Thread: use sequences to prove limit of |f(x)| HELP!

1. use sequences to prove limit of |f(x)| HELP!

Suppose f -> R and define the function |f|: D -> R by |f|(x) = |f(x)|. Prove that if lim as x -> xo f(x) = L then lim as x->xo |f|(x) exists and equals |L|.

I can do this using epsilons and deltas yet I am unsure as to how I would prove this using SEQUENCES.

2. Originally Posted by really.smarty
Suppose f -> R and define the function |f|: D -> R by |f|(x) = |f(x)|. Prove that if lim as x -> xo f(x) = L then lim as x->xo |f|(x) exists and equals |L|.

I can do this using epsilons and deltas yet I am unsure as to how I would prove this using SEQUENCES.
Let $\displaystyle x_n$ be any sequence converging to $\displaystyle x_0$. The fact that $\displaystyle \lim_{x\to x_0} f(x)= L$ tells you that $\displaystyle \lim_{n\to \infty} f(x_n)= L$. What can you say, then, about $\displaystyle \lim_{n\to \infty} |f(x_n)|$?

3. it would equal |L| but i am unsure as to how this will help me answer the question?

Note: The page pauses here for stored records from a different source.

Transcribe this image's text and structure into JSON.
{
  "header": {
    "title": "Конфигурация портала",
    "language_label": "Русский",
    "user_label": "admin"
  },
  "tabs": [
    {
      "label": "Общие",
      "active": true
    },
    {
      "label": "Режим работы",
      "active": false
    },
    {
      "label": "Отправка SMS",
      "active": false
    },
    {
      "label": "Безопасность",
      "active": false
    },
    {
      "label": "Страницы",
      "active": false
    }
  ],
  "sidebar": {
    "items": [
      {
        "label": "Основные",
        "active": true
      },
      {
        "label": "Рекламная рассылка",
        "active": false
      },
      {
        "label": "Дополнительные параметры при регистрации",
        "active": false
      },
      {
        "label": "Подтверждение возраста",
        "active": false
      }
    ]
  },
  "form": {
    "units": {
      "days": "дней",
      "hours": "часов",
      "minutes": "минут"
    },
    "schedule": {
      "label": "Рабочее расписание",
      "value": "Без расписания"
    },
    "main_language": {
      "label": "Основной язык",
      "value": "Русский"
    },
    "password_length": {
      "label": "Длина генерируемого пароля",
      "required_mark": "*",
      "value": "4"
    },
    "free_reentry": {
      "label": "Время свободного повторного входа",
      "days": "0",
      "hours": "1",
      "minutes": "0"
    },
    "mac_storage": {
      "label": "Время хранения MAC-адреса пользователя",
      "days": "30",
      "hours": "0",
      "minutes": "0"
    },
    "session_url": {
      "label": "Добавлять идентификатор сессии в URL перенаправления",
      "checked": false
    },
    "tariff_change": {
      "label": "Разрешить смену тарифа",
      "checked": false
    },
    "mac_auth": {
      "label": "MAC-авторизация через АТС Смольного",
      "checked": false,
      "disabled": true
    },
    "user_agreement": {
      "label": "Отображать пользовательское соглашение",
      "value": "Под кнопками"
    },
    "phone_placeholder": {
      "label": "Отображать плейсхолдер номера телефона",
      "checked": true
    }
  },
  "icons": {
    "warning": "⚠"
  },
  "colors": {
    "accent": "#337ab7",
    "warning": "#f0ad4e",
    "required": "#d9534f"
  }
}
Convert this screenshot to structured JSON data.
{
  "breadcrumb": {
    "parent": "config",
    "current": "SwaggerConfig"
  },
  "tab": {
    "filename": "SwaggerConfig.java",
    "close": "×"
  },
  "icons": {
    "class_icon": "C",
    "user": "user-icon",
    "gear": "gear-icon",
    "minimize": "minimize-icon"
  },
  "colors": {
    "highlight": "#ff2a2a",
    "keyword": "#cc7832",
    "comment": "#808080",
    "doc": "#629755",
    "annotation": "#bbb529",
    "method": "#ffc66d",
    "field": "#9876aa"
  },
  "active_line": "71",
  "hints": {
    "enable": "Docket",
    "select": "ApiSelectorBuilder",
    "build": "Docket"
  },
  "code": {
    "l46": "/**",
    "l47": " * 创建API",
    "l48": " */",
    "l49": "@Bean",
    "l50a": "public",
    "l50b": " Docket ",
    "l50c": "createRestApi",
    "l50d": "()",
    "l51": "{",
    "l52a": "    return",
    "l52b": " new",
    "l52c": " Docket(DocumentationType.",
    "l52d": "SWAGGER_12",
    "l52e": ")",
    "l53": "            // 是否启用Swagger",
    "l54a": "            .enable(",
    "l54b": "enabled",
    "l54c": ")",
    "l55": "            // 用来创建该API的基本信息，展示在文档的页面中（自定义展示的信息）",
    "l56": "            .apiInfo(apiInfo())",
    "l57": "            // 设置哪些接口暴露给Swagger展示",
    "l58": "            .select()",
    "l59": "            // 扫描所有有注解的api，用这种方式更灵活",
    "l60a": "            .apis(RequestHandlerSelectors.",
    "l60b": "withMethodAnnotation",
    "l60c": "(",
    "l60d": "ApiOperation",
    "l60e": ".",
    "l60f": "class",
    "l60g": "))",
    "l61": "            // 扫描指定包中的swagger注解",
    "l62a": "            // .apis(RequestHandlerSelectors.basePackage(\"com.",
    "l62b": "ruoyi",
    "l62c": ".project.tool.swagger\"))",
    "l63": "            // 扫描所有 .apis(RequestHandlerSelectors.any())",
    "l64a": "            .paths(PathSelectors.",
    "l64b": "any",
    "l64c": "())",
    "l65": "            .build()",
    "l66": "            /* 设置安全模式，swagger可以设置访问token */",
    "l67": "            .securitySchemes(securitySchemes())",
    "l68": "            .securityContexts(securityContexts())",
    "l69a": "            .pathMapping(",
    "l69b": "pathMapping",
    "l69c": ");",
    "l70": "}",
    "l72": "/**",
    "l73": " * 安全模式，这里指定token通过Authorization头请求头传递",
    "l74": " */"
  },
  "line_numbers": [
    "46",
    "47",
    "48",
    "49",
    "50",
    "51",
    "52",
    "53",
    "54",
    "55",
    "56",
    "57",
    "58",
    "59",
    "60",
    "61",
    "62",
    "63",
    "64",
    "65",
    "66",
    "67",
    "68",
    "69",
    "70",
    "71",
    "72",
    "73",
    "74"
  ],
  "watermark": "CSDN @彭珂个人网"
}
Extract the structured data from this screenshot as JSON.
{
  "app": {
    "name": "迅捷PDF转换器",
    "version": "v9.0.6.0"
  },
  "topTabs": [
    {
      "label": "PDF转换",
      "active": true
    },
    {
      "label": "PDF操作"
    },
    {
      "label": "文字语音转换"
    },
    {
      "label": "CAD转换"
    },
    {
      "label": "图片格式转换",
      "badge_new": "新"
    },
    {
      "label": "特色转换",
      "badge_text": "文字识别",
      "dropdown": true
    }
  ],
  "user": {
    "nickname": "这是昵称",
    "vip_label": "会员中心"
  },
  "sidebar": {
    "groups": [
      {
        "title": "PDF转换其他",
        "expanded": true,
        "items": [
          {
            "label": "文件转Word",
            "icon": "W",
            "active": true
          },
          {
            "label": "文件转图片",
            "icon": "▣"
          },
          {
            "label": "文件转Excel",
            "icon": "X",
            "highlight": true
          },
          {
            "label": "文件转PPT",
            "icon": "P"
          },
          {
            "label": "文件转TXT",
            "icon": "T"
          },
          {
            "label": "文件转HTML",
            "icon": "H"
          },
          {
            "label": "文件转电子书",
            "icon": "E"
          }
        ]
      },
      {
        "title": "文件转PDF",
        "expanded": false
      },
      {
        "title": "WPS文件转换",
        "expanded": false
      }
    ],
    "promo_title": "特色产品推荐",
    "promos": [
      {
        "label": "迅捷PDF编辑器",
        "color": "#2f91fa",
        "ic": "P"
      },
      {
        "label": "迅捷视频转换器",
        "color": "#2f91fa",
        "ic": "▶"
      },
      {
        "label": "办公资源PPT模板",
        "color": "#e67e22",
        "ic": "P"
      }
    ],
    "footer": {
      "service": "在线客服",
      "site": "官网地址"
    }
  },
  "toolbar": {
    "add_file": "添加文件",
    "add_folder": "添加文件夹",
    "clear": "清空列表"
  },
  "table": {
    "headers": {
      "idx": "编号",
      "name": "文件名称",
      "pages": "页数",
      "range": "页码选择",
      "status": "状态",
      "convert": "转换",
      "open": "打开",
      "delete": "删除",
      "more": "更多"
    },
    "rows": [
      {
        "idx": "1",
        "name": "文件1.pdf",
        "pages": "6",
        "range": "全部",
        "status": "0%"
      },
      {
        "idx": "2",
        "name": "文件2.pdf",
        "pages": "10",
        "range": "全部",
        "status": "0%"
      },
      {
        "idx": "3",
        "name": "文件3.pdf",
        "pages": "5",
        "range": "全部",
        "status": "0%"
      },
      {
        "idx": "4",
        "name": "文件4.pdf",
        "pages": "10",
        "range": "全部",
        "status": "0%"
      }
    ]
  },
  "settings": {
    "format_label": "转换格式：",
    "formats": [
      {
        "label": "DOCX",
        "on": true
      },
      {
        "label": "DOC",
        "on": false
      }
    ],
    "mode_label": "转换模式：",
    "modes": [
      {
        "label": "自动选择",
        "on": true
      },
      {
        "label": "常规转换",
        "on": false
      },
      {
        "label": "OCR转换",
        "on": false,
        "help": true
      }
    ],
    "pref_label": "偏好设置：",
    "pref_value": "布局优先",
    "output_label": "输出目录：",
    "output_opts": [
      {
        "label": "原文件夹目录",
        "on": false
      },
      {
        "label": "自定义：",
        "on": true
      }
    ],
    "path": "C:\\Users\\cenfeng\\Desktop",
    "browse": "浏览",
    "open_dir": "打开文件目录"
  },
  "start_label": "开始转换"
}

4. Hint, use the reverse triangle inequality, i.e. $\displaystyle | |x| - |y| | \leq |x-y|$